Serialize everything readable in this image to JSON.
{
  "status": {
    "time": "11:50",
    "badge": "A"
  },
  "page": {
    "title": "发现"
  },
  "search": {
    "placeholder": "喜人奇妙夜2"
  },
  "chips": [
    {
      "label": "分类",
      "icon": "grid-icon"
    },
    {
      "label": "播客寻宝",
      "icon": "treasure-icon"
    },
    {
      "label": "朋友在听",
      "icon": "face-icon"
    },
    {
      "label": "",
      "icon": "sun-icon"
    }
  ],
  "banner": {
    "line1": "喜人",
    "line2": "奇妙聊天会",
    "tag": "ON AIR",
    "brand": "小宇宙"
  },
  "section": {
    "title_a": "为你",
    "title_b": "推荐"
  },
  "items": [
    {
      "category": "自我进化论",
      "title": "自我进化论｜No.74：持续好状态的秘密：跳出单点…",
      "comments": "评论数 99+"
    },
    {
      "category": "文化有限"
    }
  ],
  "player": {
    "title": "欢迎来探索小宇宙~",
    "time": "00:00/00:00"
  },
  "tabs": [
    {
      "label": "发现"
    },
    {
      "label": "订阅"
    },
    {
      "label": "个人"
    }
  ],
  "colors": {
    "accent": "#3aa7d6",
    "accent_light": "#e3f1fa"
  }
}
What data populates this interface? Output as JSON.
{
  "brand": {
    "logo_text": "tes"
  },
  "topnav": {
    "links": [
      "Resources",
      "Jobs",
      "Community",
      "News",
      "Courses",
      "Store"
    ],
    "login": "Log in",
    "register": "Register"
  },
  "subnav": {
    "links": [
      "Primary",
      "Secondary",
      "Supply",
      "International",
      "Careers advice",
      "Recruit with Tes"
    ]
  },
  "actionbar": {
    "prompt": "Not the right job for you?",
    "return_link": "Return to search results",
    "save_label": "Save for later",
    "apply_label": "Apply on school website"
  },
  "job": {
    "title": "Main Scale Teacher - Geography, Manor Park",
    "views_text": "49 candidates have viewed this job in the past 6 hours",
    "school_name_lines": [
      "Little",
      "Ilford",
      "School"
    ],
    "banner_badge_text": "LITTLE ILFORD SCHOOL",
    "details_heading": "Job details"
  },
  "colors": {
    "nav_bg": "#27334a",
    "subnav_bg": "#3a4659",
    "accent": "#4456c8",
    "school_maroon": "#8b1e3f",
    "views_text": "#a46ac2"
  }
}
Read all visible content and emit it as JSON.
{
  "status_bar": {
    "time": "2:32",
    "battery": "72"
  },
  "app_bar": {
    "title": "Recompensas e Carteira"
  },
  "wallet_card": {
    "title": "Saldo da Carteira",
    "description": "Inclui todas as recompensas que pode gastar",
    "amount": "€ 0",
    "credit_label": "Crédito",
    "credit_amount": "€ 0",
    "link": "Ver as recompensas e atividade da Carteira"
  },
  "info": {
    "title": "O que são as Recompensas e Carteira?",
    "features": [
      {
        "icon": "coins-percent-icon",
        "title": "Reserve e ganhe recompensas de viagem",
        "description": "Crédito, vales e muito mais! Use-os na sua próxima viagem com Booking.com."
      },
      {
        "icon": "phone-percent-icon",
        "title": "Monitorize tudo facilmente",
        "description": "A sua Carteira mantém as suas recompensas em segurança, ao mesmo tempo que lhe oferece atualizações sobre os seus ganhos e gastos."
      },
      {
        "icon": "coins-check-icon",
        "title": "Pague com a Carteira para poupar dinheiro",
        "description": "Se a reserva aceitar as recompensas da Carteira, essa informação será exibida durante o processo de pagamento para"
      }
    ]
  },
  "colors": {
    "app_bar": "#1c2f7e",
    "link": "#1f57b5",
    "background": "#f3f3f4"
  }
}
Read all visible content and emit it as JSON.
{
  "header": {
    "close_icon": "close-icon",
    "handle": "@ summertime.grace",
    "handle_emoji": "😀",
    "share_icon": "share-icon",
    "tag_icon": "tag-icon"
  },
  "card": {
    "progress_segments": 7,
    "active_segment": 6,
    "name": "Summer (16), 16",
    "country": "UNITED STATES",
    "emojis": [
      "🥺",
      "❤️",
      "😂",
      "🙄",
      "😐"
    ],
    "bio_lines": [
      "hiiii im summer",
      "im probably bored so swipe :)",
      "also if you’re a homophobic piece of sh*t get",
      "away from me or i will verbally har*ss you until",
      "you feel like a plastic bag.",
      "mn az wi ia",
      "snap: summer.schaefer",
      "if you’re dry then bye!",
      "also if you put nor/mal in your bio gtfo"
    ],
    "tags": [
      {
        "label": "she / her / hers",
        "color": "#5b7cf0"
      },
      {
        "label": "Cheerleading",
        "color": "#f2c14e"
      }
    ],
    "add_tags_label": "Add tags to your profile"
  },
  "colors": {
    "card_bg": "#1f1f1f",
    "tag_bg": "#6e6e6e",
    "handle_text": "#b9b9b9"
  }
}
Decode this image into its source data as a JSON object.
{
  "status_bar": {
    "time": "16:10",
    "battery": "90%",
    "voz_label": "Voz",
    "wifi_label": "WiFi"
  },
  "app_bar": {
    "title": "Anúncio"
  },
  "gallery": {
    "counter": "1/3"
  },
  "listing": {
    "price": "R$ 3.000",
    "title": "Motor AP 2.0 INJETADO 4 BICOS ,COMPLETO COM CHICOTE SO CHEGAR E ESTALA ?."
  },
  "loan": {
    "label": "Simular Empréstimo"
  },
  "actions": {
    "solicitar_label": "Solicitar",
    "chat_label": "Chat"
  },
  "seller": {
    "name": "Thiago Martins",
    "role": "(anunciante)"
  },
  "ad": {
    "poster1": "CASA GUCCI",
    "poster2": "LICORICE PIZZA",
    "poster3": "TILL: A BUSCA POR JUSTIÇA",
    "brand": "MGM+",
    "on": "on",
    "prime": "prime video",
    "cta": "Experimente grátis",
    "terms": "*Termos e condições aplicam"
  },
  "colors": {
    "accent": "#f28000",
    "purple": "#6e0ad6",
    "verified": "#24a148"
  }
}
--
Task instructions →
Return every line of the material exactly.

Written response →
Serialize everything readable in this image to JSON.
{
  "status": {
    "time": "11:50",
    "badge": "A"
  },
  "page": {
    "title": "发现"
  },
  "search": {
    "placeholder": "喜人奇妙夜2"
  },
  "chips": [
    {
      "label": "分类",
      "icon": "grid-icon"
    },
    {
      "label": "播客寻宝",
      "icon": "treasure-icon"
    },
    {
      "label": "朋友在听",
      "icon": "face-icon"
    },
    {
      "label": "",
      "icon": "sun-icon"
    }
  ],
  "banner": {
    "line1": "喜人",
    "line2": "奇妙聊天会",
    "tag": "ON AIR",
    "brand": "小宇宙"
  },
  "section": {
    "title_a": "为你",
    "title_b": "推荐"
  },
  "items": [
    {
      "category": "自我进化论",
      "title": "自我进化论｜No.74：持续好状态的秘密：跳出单点…",
      "comments": "评论数 99+"
    },
    {
      "category": "文化有限"
    }
  ],
  "player": {
    "title": "欢迎来探索小宇宙~",
    "time": "00:00/00:00"
  },
  "tabs": [
    {
      "label": "发现"
    },
    {
      "label": "订阅"
    },
    {
      "label": "个人"
    }
  ],
  "colors": {
    "accent": "#3aa7d6",
    "accent_light": "#e3f1fa"
  }
}
What data populates this interface? Output as JSON.
{
  "brand": {
    "logo_text": "tes"
  },
  "topnav": {
    "links": [
      "Resources",
      "Jobs",
      "Community",
      "News",
      "Courses",
      "Store"
    ],
    "login": "Log in",
    "register": "Register"
  },
  "subnav": {
    "links": [
      "Primary",
      "Secondary",
      "Supply",
      "International",
      "Careers advice",
      "Recruit with Tes"
    ]
  },
  "actionbar": {
    "prompt": "Not the right job for you?",
    "return_link": "Return to search results",
    "save_label": "Save for later",
    "apply_label": "Apply on school website"
  },
  "job": {
    "title": "Main Scale Teacher - Geography, Manor Park",
    "views_text": "49 candidates have viewed this job in the past 6 hours",
    "school_name_lines": [
      "Little",
      "Ilford",
      "School"
    ],
    "banner_badge_text": "LITTLE ILFORD SCHOOL",
    "details_heading": "Job details"
  },
  "colors": {
    "nav_bg": "#27334a",
    "subnav_bg": "#3a4659",
    "accent": "#4456c8",
    "school_maroon": "#8b1e3f",
    "views_text": "#a46ac2"
  }
}
Read all visible content and emit it as JSON.
{
  "status_bar": {
    "time": "2:32",
    "battery": "72"
  },
  "app_bar": {
    "title": "Recompensas e Carteira"
  },
  "wallet_card": {
    "title": "Saldo da Carteira",
    "description": "Inclui todas as recompensas que pode gastar",
    "amount": "€ 0",
    "credit_label": "Crédito",
    "credit_amount": "€ 0",
    "link": "Ver as recompensas e atividade da Carteira"
  },
  "info": {
    "title": "O que são as Recompensas e Carteira?",
    "features": [
      {
        "icon": "coins-percent-icon",
        "title": "Reserve e ganhe recompensas de viagem",
        "description": "Crédito, vales e muito mais! Use-os na sua próxima viagem com Booking.com."
      },
      {
        "icon": "phone-percent-icon",
        "title": "Monitorize tudo facilmente",
        "description": "A sua Carteira mantém as suas recompensas em segurança, ao mesmo tempo que lhe oferece atualizações sobre os seus ganhos e gastos."
      },
      {
        "icon": "coins-check-icon",
        "title": "Pague com a Carteira para poupar dinheiro",
        "description": "Se a reserva aceitar as recompensas da Carteira, essa informação será exibida durante o processo de pagamento para"
      }
    ]
  },
  "colors": {
    "app_bar": "#1c2f7e",
    "link": "#1f57b5",
    "background": "#f3f3f4"
  }
}
Read all visible content and emit it as JSON.
{
  "header": {
    "close_icon": "close-icon",
    "handle": "@ summertime.grace",
    "handle_emoji": "😀",
    "share_icon": "share-icon",
    "tag_icon": "tag-icon"
  },
  "card": {
    "progress_segments": 7,
    "active_segment": 6,
    "name": "Summer (16), 16",
    "country": "UNITED STATES",
    "emojis": [
      "🥺",
      "❤️",
      "😂",
      "🙄",
      "😐"
    ],
    "bio_lines": [
      "hiiii im summer",
      "im probably bored so swipe :)",
      "also if you’re a homophobic piece of sh*t get",
      "away from me or i will verbally har*ss you until",
      "you feel like a plastic bag.",
      "mn az wi ia",
      "snap: summer.schaefer",
      "if you’re dry then bye!",
      "also if you put nor/mal in your bio gtfo"
    ],
    "tags": [
      {
        "label": "she / her / hers",
        "color": "#5b7cf0"
      },
      {
        "label": "Cheerleading",
        "color": "#f2c14e"
      }
    ],
    "add_tags_label": "Add tags to your profile"
  },
  "colors": {
    "card_bg": "#1f1f1f",
    "tag_bg": "#6e6e6e",
    "handle_text": "#b9b9b9"
  }
}
Decode this image into its source data as a JSON object.
{
  "status_bar": {
    "time": "16:10",
    "battery": "90%",
    "voz_label": "Voz",
    "wifi_label": "WiFi"
  },
  "app_bar": {
    "title": "Anúncio"
  },
  "gallery": {
    "counter": "1/3"
  },
  "listing": {
    "price": "R$ 3.000",
    "title": "Motor AP 2.0 INJETADO 4 BICOS ,COMPLETO COM CHICOTE SO CHEGAR E ESTALA ?."
  },
  "loan": {
    "label": "Simular Empréstimo"
  },
  "actions": {
    "solicitar_label": "Solicitar",
    "chat_label": "Chat"
  },
  "seller": {
    "name": "Thiago Martins",
    "role": "(anunciante)"
  },
  "ad": {
    "poster1": "CASA GUCCI",
    "poster2": "LICORICE PIZZA",
    "poster3": "TILL: A BUSCA POR JUSTIÇA",
    "brand": "MGM+",
    "on": "on",
    "prime": "prime video",
    "cta": "Experimente grátis",
    "terms": "*Termos e condições aplicam"
  },
  "colors": {
    "accent": "#f28000",
    "purple": "#6e0ad6",
    "verified": "#24a148"
  }
}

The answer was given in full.